As I worked to get my head around the first two bands, I could at least appreciate the consistency. The next act, MC Chris, blew that all to hell.

MC Chris, or as it seems he would prefer to be known, Adult Swim's MC Chris, is Christopher Ward, a petite, mush-mouthed rapper in his early thirties. Sporting a black hoodie and wallet chain, tossing in pop culture references about Star Wars, and diverting his raps with "samples" by Weezer and other indie rock artists, MC Chris is the rapper for this scene. His appeal to the larger hip-hop community, however, must be limited to novelty. Even though his flow is relatively quick, his lisp and high voice are nothing but comical. Furthermore, the synth-heavy loops and rhythms coming from his 12" Macintosh PowerBook are amateur even by Har Mar Superstars standards. Despite a lackadaisical crowd, MC Chris pushed hard for audience interaction, and eventually earned it, though not without insulting the small turnout (three dozen stood on the floor, while another dozen lined the balcony during his set). MC Chris is adept at one tried hip-hop staple – self-promotion. The number of times he mentioned his work with Aqua Teen Hunger Force, or Sealab 2021 or other Adult Swim programming is without bounds. He also made sure we were aware of the interviews he has coming out in various magazines (and the Star Wars website). I understand this. I just don't like it.

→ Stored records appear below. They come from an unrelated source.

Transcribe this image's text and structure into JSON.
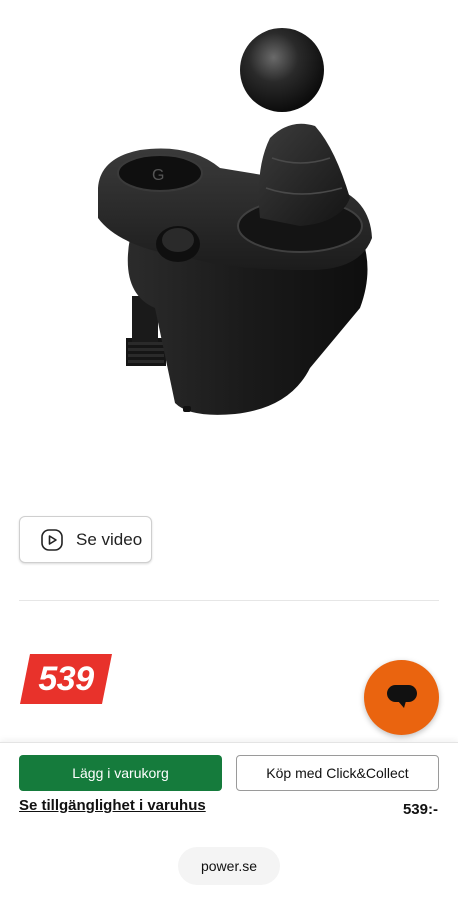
{
  "product": {
    "video_button_label": "Se video",
    "price_badge": "539",
    "price_small": "539:-"
  },
  "actions": {
    "add_to_cart_label": "Lägg i varukorg",
    "click_collect_label": "Köp med Click&Collect",
    "availability_link": "Se tillgänglighet i varuhus"
  },
  "browser": {
    "url": "power.se"
  },
  "colors": {
    "price_badge": "#e8322b",
    "add_to_cart": "#157b3c",
    "chat_button": "#ea640f"
  },
  "icons": {
    "video": "play-icon",
    "chat": "chat-icon"
  }
}
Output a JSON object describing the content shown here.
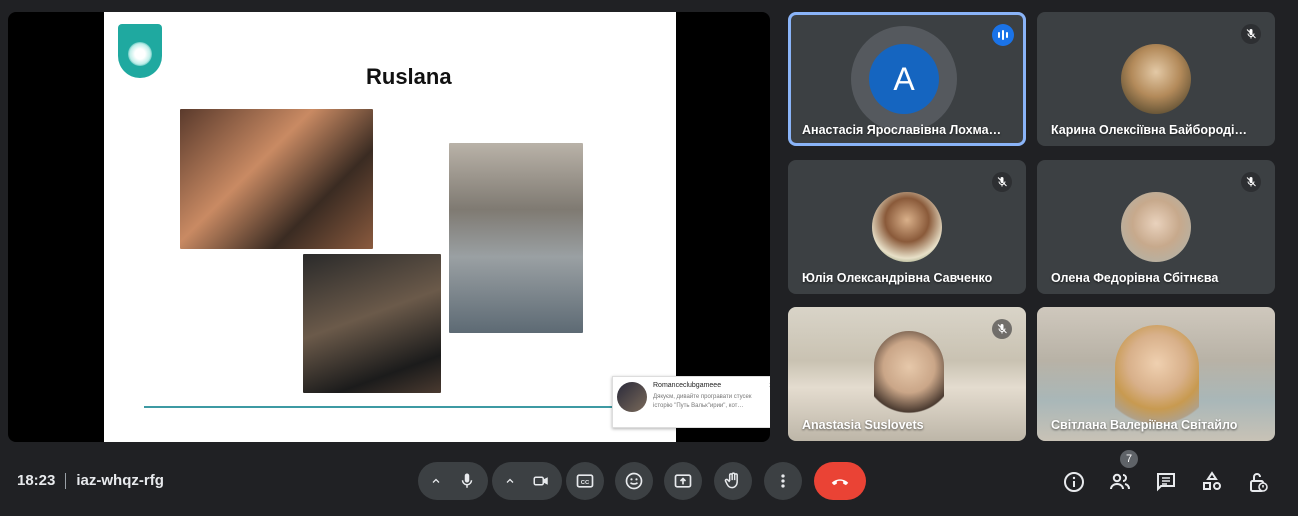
{
  "meeting": {
    "time": "18:23",
    "code": "iaz-whqz-rfg"
  },
  "slide": {
    "title": "Ruslana",
    "notification": {
      "name": "Romanceclubgameee",
      "text": "Дякуєм, дивайте програвати стусек історію \"Путь Вальк\"ирии\", кот…",
      "close": "×"
    }
  },
  "participants": [
    {
      "name": "Анастасія Ярославівна Лохма…",
      "initial": "A",
      "speaking": true
    },
    {
      "name": "Карина Олексіївна Байбороді…",
      "muted": true
    },
    {
      "name": "Юлія Олександрівна Савченко",
      "muted": true
    },
    {
      "name": "Олена Федорівна Сбітнєва",
      "muted": true
    },
    {
      "name": "Anastasia Suslovets",
      "muted": true
    },
    {
      "name": "Світлана Валеріївна Світайло",
      "muted": false
    }
  ],
  "people_count": "7",
  "colors": {
    "accent": "#8ab4f8",
    "end_call": "#ea4335",
    "avatar": "#1565c0"
  }
}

Finally the stage was reset for Piebald. The entirety of the audience returned from its various hiding spots, meaning just over fifty fans were needlessly packed at the front of the hall. I slid conspicuously and sheepishly between the assembled audience and guitarist Aaron Stuart, and then looked down to study the set list. When a band opens with your favourite song it's always bittersweet. What is there to look forward to? What does this say about your own musical tastes? Are they pedestrian? Thankfully when the band fired up with "Fear and Loathing on Cape Cod," the energy was contagious. The band gushed with emotion and power from the first note, to which the audience responded with a matched enthusiasm and unison voices so loud as to drown out that of Travis Shettel. I was caught up in the moment, leaving me no time to worry about the complex implications of the set order.

While the band has historically been based in Boston, this show in Central Connecticut was essentially performed for a hometown crowd. These kids had seen the band play countless times, knew all the songs, and thus bobbed heads, pumped fists, and clapped at all the appropriate times. In return the twelve-year-old band played a set that was relaxed and jovial but still tight and professional. While "emo" is now a bastardized term, when the band began, its smoothed-out, post-hardcore sound was a shining example of the young subgenre. And although the band has added a few new complexities and variations since its early incarnation, Piebald remains mostly true to its early sound, and to the subgenre that has moved on without them.

I remained up front for a few songs, before politely sliding around to the other side of the stage near bassist Andrew Banner. After obstructing the view on that side of the stage, I retreated to the balcony to shoot from there. From that vantage, I was witness to the show's unity of motion – the band members pulsing and spinning, the audience following that same heartbeat, and echoing the band's movement.

The band closed with "The Stalker," featuring guest cowbell accompaniment from a randomly selected audience member, and augmented by well-timed handclaps delivered by the rest of the audience. It's small shows like this – ones built upon sincere bands, and an audience of true music fans – that remind me of all that is wonderful about our scene. This is the part of the show I understood, and this is the music that I don't mind growing old with.